Task objective:
Return the lines from the line containing "Serialize everything readable" onward. Each must match exactly, and the last line of the listing below must be included.

Input records:

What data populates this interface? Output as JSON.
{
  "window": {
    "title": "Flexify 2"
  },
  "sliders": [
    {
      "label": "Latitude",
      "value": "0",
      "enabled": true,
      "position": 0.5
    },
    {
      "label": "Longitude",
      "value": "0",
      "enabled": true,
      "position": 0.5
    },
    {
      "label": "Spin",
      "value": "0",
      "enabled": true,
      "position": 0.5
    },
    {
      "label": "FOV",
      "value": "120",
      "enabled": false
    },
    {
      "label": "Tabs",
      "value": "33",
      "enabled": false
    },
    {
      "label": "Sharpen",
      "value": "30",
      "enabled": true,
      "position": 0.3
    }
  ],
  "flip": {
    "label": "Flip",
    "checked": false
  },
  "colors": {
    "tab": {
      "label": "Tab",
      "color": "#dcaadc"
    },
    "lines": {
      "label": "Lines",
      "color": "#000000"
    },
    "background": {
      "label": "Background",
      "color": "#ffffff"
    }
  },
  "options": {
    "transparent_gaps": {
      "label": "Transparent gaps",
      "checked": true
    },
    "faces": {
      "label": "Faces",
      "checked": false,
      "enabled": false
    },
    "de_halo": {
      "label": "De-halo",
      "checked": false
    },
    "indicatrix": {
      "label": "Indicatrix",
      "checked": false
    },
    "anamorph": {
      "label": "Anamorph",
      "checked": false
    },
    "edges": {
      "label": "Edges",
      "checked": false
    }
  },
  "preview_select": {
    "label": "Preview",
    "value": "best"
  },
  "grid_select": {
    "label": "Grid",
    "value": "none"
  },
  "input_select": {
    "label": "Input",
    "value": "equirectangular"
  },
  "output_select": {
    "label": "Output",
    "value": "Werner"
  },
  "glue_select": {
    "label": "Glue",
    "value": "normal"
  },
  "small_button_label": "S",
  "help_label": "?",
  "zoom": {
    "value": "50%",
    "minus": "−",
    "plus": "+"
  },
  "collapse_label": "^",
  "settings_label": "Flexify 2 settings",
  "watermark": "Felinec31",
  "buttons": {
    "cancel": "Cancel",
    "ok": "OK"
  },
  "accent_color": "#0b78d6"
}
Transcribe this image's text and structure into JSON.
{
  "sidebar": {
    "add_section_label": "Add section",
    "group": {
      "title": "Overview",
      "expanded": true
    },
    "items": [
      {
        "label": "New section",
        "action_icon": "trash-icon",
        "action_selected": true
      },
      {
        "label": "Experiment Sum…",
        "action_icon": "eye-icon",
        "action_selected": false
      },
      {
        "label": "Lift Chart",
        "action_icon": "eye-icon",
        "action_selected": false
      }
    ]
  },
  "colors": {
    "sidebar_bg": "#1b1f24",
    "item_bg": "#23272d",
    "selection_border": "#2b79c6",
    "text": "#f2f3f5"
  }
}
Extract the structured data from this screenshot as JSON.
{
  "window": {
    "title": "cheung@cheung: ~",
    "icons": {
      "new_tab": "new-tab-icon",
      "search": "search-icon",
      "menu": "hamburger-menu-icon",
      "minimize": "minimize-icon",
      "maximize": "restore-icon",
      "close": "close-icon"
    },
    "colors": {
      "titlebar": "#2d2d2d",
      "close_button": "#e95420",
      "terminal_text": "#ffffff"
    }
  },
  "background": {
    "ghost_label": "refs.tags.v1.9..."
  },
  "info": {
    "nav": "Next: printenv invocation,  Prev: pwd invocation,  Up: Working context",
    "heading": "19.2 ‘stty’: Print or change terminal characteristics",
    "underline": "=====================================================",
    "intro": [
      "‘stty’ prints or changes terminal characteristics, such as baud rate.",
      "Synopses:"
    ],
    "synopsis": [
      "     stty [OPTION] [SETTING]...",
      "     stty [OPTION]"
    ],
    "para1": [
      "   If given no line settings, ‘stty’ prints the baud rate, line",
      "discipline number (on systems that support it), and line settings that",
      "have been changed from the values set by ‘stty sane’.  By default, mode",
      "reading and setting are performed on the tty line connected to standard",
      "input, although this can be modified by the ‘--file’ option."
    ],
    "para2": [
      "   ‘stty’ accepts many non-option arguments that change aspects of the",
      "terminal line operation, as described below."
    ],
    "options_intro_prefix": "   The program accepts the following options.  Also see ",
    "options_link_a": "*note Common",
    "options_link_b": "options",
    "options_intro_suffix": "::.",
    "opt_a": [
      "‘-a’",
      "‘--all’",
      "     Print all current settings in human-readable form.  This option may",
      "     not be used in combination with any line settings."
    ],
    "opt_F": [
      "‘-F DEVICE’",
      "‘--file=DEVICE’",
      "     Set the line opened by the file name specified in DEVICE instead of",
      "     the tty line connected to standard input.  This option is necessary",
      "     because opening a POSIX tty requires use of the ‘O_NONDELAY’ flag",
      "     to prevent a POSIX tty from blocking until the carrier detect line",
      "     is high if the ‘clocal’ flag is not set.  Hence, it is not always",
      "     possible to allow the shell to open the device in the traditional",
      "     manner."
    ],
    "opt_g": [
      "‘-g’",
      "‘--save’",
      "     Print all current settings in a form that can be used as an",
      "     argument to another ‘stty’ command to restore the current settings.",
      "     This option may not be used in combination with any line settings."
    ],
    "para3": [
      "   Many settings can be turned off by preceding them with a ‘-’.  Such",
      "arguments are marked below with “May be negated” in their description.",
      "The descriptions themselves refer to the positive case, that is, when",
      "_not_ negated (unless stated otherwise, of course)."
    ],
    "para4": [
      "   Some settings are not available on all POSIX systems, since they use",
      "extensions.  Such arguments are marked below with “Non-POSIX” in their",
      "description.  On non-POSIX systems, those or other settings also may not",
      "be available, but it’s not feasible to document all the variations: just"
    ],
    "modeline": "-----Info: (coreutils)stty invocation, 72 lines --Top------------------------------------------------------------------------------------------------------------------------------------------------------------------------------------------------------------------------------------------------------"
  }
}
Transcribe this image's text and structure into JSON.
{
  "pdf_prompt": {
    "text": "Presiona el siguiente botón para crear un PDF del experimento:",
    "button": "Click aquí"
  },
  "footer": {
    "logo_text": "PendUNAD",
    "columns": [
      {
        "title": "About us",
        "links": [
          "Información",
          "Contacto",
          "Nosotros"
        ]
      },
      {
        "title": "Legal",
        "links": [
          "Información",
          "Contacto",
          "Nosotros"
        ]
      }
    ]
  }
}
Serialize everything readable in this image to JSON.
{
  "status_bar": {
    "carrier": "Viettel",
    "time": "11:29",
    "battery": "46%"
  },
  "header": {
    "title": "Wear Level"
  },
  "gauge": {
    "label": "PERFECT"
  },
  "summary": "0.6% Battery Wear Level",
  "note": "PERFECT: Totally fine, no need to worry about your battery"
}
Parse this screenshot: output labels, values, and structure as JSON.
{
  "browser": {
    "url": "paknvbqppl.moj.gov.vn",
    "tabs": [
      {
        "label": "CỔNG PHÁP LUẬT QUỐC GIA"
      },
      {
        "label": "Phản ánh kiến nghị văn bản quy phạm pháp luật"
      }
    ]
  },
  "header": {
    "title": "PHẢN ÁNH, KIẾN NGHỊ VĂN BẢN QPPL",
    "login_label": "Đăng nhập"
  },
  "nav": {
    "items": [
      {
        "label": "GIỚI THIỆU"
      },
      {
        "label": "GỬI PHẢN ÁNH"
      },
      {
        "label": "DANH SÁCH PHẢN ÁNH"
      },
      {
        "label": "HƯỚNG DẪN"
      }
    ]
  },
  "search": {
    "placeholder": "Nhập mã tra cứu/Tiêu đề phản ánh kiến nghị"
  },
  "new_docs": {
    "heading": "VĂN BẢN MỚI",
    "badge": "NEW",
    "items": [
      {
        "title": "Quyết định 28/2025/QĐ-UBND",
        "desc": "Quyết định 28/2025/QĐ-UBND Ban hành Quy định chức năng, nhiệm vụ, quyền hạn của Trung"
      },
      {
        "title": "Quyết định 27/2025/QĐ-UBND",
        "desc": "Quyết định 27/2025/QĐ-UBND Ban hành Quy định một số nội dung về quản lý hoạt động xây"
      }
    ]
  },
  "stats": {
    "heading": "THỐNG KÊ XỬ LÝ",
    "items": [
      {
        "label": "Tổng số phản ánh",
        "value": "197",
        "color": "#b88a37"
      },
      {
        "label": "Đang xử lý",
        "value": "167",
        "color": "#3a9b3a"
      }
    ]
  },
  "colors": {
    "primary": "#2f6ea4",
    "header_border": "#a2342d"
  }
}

Output for this task:
Serialize everything readable in this image to JSON.
{
  "status_bar": {
    "carrier": "Viettel",
    "time": "11:29",
    "battery": "46%"
  },
  "header": {
    "title": "Wear Level"
  },
  "gauge": {
    "label": "PERFECT"
  },
  "summary": "0.6% Battery Wear Level",
  "note": "PERFECT: Totally fine, no need to worry about your battery"
}
Parse this screenshot: output labels, values, and structure as JSON.
{
  "browser": {
    "url": "paknvbqppl.moj.gov.vn",
    "tabs": [
      {
        "label": "CỔNG PHÁP LUẬT QUỐC GIA"
      },
      {
        "label": "Phản ánh kiến nghị văn bản quy phạm pháp luật"
      }
    ]
  },
  "header": {
    "title": "PHẢN ÁNH, KIẾN NGHỊ VĂN BẢN QPPL",
    "login_label": "Đăng nhập"
  },
  "nav": {
    "items": [
      {
        "label": "GIỚI THIỆU"
      },
      {
        "label": "GỬI PHẢN ÁNH"
      },
      {
        "label": "DANH SÁCH PHẢN ÁNH"
      },
      {
        "label": "HƯỚNG DẪN"
      }
    ]
  },
  "search": {
    "placeholder": "Nhập mã tra cứu/Tiêu đề phản ánh kiến nghị"
  },
  "new_docs": {
    "heading": "VĂN BẢN MỚI",
    "badge": "NEW",
    "items": [
      {
        "title": "Quyết định 28/2025/QĐ-UBND",
        "desc": "Quyết định 28/2025/QĐ-UBND Ban hành Quy định chức năng, nhiệm vụ, quyền hạn của Trung"
      },
      {
        "title": "Quyết định 27/2025/QĐ-UBND",
        "desc": "Quyết định 27/2025/QĐ-UBND Ban hành Quy định một số nội dung về quản lý hoạt động xây"
      }
    ]
  },
  "stats": {
    "heading": "THỐNG KÊ XỬ LÝ",
    "items": [
      {
        "label": "Tổng số phản ánh",
        "value": "197",
        "color": "#b88a37"
      },
      {
        "label": "Đang xử lý",
        "value": "167",
        "color": "#3a9b3a"
      }
    ]
  },
  "colors": {
    "primary": "#2f6ea4",
    "header_border": "#a2342d"
  }
}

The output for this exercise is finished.